» Problem requirements
When responding, copy every record below exactly as it appears.

» Records supplied

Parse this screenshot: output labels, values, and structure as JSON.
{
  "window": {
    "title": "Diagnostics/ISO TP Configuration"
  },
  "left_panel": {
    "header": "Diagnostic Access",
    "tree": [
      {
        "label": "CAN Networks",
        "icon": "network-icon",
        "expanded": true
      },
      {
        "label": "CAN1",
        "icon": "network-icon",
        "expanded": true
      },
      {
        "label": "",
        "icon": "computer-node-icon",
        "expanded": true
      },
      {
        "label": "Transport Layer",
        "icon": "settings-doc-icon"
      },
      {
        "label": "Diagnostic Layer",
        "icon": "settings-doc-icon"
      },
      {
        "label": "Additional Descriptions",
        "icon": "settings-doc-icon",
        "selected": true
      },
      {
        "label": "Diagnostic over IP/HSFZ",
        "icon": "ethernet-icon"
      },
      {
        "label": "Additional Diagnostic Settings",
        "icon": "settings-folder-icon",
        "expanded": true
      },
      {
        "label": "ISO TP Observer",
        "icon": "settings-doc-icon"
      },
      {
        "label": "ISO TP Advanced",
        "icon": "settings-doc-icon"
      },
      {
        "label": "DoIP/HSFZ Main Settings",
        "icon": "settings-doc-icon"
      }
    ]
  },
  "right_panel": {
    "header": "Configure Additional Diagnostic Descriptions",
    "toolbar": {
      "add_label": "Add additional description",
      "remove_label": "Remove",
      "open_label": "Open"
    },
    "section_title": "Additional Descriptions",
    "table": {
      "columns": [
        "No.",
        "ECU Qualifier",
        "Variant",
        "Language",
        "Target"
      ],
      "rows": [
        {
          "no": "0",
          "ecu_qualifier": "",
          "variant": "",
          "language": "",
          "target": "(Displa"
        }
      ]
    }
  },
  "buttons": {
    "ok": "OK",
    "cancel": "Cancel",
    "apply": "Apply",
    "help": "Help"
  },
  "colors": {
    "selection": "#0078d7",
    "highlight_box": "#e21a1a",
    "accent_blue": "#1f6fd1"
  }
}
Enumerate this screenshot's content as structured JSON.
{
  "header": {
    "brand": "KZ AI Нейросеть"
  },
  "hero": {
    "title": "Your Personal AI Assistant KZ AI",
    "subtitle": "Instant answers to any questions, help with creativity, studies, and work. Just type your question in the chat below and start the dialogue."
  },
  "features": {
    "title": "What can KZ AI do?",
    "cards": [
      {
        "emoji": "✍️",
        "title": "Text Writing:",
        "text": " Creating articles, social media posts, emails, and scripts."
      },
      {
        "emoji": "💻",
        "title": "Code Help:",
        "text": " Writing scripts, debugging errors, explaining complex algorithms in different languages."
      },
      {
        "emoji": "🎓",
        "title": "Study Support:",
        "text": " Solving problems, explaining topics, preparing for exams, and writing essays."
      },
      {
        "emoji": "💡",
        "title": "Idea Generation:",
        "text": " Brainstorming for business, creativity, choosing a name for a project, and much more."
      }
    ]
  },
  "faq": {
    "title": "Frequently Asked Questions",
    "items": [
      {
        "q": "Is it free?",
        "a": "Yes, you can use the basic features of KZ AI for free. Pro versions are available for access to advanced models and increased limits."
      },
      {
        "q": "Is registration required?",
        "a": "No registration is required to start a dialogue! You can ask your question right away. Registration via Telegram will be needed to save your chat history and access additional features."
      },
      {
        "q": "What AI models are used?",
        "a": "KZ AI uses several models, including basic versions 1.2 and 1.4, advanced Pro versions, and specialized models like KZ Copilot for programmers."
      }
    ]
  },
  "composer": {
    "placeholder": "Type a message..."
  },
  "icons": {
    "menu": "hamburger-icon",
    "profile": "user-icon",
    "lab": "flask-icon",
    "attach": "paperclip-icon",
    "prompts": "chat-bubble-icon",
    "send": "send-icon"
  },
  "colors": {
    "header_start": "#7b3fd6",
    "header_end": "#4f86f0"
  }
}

» Exercise response
Parse this screenshot: output labels, values, and structure as JSON.
{
  "window": {
    "title": "Diagnostics/ISO TP Configuration"
  },
  "left_panel": {
    "header": "Diagnostic Access",
    "tree": [
      {
        "label": "CAN Networks",
        "icon": "network-icon",
        "expanded": true
      },
      {
        "label": "CAN1",
        "icon": "network-icon",
        "expanded": true
      },
      {
        "label": "",
        "icon": "computer-node-icon",
        "expanded": true
      },
      {
        "label": "Transport Layer",
        "icon": "settings-doc-icon"
      },
      {
        "label": "Diagnostic Layer",
        "icon": "settings-doc-icon"
      },
      {
        "label": "Additional Descriptions",
        "icon": "settings-doc-icon",
        "selected": true
      },
      {
        "label": "Diagnostic over IP/HSFZ",
        "icon": "ethernet-icon"
      },
      {
        "label": "Additional Diagnostic Settings",
        "icon": "settings-folder-icon",
        "expanded": true
      },
      {
        "label": "ISO TP Observer",
        "icon": "settings-doc-icon"
      },
      {
        "label": "ISO TP Advanced",
        "icon": "settings-doc-icon"
      },
      {
        "label": "DoIP/HSFZ Main Settings",
        "icon": "settings-doc-icon"
      }
    ]
  },
  "right_panel": {
    "header": "Configure Additional Diagnostic Descriptions",
    "toolbar": {
      "add_label": "Add additional description",
      "remove_label": "Remove",
      "open_label": "Open"
    },
    "section_title": "Additional Descriptions",
    "table": {
      "columns": [
        "No.",
        "ECU Qualifier",
        "Variant",
        "Language",
        "Target"
      ],
      "rows": [
        {
          "no": "0",
          "ecu_qualifier": "",
          "variant": "",
          "language": "",
          "target": "(Displa"
        }
      ]
    }
  },
  "buttons": {
    "ok": "OK",
    "cancel": "Cancel",
    "apply": "Apply",
    "help": "Help"
  },
  "colors": {
    "selection": "#0078d7",
    "highlight_box": "#e21a1a",
    "accent_blue": "#1f6fd1"
  }
}
Enumerate this screenshot's content as structured JSON.
{
  "header": {
    "brand": "KZ AI Нейросеть"
  },
  "hero": {
    "title": "Your Personal AI Assistant KZ AI",
    "subtitle": "Instant answers to any questions, help with creativity, studies, and work. Just type your question in the chat below and start the dialogue."
  },
  "features": {
    "title": "What can KZ AI do?",
    "cards": [
      {
        "emoji": "✍️",
        "title": "Text Writing:",
        "text": " Creating articles, social media posts, emails, and scripts."
      },
      {
        "emoji": "💻",
        "title": "Code Help:",
        "text": " Writing scripts, debugging errors, explaining complex algorithms in different languages."
      },
      {
        "emoji": "🎓",
        "title": "Study Support:",
        "text": " Solving problems, explaining topics, preparing for exams, and writing essays."
      },
      {
        "emoji": "💡",
        "title": "Idea Generation:",
        "text": " Brainstorming for business, creativity, choosing a name for a project, and much more."
      }
    ]
  },
  "faq": {
    "title": "Frequently Asked Questions",
    "items": [
      {
        "q": "Is it free?",
        "a": "Yes, you can use the basic features of KZ AI for free. Pro versions are available for access to advanced models and increased limits."
      },
      {
        "q": "Is registration required?",
        "a": "No registration is required to start a dialogue! You can ask your question right away. Registration via Telegram will be needed to save your chat history and access additional features."
      },
      {
        "q": "What AI models are used?",
        "a": "KZ AI uses several models, including basic versions 1.2 and 1.4, advanced Pro versions, and specialized models like KZ Copilot for programmers."
      }
    ]
  },
  "composer": {
    "placeholder": "Type a message..."
  },
  "icons": {
    "menu": "hamburger-icon",
    "profile": "user-icon",
    "lab": "flask-icon",
    "attach": "paperclip-icon",
    "prompts": "chat-bubble-icon",
    "send": "send-icon"
  },
  "colors": {
    "header_start": "#7b3fd6",
    "header_end": "#4f86f0"
  }
}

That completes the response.